==== Task input ====

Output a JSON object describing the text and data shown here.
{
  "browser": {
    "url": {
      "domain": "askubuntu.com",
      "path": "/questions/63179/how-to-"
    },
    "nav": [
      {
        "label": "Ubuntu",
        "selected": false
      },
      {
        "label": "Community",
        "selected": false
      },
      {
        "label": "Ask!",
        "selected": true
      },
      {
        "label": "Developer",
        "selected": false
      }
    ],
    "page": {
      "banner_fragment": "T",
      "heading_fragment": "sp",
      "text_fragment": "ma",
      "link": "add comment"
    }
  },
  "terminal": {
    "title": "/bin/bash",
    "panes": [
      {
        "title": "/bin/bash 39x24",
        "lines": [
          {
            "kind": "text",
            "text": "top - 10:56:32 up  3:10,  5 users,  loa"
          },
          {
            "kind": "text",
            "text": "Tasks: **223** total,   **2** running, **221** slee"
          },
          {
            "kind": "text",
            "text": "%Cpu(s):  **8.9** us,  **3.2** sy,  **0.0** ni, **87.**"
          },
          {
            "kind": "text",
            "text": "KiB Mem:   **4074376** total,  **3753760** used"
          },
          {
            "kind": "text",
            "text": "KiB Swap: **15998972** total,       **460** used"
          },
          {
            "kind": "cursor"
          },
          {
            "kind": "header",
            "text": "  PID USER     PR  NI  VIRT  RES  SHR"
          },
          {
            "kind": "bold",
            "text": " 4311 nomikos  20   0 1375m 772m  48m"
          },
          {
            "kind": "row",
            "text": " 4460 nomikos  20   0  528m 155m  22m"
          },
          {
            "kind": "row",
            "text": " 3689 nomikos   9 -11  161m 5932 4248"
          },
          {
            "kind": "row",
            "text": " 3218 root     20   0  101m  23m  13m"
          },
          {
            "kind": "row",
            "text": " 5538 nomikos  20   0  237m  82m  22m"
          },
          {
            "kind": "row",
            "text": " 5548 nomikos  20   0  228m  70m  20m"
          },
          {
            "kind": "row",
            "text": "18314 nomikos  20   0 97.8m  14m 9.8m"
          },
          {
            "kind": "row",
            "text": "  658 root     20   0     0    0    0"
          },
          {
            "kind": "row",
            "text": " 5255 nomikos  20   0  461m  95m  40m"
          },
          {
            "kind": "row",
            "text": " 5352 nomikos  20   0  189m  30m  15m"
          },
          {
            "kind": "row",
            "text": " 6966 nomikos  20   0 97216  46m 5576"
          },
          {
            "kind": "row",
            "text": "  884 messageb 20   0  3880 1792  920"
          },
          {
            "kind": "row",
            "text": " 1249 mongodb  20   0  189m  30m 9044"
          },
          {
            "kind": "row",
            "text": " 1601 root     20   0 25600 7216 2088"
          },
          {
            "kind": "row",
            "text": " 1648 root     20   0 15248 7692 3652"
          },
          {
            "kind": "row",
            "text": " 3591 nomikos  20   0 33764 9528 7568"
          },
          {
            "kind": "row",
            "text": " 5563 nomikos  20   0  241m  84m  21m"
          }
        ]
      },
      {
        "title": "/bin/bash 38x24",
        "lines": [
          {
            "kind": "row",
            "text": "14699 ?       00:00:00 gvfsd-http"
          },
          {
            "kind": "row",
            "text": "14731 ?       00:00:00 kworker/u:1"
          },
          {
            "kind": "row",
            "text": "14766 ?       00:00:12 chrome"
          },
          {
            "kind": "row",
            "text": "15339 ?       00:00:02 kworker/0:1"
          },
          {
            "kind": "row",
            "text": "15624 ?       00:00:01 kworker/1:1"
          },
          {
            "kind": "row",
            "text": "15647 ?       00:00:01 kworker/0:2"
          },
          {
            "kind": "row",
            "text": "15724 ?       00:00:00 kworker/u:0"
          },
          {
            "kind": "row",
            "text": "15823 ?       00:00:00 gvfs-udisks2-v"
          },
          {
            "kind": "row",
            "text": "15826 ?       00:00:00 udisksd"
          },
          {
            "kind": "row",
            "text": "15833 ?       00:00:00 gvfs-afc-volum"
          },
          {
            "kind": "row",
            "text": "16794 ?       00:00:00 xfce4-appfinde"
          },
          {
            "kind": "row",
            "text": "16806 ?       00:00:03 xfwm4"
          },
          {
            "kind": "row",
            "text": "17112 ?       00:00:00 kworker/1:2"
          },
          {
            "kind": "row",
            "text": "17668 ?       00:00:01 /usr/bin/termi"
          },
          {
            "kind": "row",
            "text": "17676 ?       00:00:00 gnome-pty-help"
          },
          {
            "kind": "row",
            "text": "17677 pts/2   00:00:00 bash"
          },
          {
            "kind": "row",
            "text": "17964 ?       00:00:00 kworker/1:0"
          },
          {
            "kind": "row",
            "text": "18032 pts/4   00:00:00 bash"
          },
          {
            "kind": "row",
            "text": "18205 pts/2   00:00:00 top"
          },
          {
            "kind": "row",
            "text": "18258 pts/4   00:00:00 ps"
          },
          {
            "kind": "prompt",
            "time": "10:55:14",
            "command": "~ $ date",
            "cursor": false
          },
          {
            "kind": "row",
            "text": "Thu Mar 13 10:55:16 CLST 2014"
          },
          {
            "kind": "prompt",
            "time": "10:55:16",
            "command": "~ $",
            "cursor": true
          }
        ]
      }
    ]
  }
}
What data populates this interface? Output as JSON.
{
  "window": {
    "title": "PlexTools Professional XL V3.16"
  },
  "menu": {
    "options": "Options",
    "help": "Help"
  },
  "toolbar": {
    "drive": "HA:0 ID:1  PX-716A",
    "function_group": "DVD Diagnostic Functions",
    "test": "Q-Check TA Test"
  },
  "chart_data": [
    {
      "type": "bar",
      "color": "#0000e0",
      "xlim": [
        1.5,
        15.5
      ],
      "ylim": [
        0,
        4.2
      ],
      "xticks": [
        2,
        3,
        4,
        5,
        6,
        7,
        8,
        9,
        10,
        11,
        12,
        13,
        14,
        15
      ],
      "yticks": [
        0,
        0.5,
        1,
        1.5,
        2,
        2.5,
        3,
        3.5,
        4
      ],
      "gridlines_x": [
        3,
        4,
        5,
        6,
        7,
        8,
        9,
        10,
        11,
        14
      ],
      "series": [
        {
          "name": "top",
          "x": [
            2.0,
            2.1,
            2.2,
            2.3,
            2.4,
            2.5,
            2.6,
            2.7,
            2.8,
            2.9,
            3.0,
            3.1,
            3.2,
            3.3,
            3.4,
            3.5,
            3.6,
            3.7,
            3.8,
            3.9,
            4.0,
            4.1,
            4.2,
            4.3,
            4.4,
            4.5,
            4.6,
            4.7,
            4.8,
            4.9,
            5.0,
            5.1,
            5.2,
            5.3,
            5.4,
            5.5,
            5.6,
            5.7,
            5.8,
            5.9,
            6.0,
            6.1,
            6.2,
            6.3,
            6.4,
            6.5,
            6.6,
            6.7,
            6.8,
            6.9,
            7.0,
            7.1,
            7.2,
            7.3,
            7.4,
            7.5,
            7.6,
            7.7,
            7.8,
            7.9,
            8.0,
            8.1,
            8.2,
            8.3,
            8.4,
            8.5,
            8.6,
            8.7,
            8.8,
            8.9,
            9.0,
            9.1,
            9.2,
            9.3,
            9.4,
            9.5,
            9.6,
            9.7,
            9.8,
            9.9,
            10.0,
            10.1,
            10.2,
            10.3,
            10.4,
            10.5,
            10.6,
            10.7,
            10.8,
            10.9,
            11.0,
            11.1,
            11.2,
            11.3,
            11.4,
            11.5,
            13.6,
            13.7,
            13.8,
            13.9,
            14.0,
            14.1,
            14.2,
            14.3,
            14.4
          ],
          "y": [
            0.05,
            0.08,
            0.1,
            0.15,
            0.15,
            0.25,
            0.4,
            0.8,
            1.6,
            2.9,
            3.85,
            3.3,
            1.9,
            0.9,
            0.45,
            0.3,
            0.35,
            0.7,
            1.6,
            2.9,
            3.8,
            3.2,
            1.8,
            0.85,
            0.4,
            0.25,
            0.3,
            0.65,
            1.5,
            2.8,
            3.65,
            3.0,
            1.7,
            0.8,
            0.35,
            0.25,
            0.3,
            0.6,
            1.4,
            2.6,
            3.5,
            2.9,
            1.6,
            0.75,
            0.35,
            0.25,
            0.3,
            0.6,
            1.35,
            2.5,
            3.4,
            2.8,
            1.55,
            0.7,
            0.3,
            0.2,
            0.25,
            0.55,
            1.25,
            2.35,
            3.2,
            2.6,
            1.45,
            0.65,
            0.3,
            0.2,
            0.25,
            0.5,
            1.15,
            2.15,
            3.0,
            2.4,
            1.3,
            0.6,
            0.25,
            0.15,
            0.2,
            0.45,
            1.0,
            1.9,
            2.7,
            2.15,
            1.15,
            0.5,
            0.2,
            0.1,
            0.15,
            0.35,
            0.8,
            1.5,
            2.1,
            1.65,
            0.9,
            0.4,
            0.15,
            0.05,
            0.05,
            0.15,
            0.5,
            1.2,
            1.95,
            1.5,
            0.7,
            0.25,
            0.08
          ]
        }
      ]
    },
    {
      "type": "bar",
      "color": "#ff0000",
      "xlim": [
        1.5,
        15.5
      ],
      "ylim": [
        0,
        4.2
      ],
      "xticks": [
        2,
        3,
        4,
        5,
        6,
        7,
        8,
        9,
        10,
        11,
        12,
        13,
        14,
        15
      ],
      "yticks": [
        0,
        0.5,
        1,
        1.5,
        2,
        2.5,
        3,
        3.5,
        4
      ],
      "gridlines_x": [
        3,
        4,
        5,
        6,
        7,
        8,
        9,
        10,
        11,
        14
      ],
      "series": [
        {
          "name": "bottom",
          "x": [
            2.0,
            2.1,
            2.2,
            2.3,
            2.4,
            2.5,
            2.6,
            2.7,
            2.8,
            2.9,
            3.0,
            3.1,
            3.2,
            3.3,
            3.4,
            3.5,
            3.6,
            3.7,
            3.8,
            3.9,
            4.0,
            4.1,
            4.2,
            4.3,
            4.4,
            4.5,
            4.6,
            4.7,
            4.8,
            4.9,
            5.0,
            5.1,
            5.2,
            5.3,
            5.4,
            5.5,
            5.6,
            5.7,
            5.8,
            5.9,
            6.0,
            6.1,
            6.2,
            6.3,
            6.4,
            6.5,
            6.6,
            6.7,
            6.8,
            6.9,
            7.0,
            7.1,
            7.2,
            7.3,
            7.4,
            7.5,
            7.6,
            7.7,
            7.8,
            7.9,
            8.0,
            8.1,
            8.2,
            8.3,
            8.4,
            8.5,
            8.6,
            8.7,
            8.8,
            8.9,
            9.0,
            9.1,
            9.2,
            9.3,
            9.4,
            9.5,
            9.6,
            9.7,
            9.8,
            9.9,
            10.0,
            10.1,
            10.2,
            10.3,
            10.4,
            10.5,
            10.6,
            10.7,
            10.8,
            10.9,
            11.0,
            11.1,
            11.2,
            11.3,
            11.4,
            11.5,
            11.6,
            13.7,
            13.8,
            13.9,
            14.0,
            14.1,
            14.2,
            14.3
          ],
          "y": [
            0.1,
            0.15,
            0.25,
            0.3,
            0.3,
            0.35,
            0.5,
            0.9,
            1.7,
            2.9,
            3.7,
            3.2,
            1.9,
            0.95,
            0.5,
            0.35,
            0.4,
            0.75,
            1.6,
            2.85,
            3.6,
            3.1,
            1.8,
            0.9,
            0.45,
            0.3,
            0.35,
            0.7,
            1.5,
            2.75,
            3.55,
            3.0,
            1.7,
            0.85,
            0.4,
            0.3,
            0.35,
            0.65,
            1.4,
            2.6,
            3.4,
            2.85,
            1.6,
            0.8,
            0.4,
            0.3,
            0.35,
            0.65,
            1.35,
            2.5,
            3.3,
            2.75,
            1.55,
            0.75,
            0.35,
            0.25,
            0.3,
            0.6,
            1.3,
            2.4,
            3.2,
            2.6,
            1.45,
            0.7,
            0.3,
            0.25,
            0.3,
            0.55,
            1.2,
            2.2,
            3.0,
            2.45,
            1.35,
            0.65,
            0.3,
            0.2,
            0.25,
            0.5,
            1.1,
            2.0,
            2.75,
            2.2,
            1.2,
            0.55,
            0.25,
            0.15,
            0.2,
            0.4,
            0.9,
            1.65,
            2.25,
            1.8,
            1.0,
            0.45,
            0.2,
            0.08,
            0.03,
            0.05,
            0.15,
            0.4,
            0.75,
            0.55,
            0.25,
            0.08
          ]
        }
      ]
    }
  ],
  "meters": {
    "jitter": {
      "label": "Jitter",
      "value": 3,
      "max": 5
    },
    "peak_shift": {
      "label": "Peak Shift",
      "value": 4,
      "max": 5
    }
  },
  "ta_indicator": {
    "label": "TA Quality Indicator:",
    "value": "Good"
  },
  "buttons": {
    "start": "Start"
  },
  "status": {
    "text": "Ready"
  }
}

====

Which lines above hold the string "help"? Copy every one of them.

            "text": "17676 ?       00:00:00 gnome-pty-help"
    "help": "Help"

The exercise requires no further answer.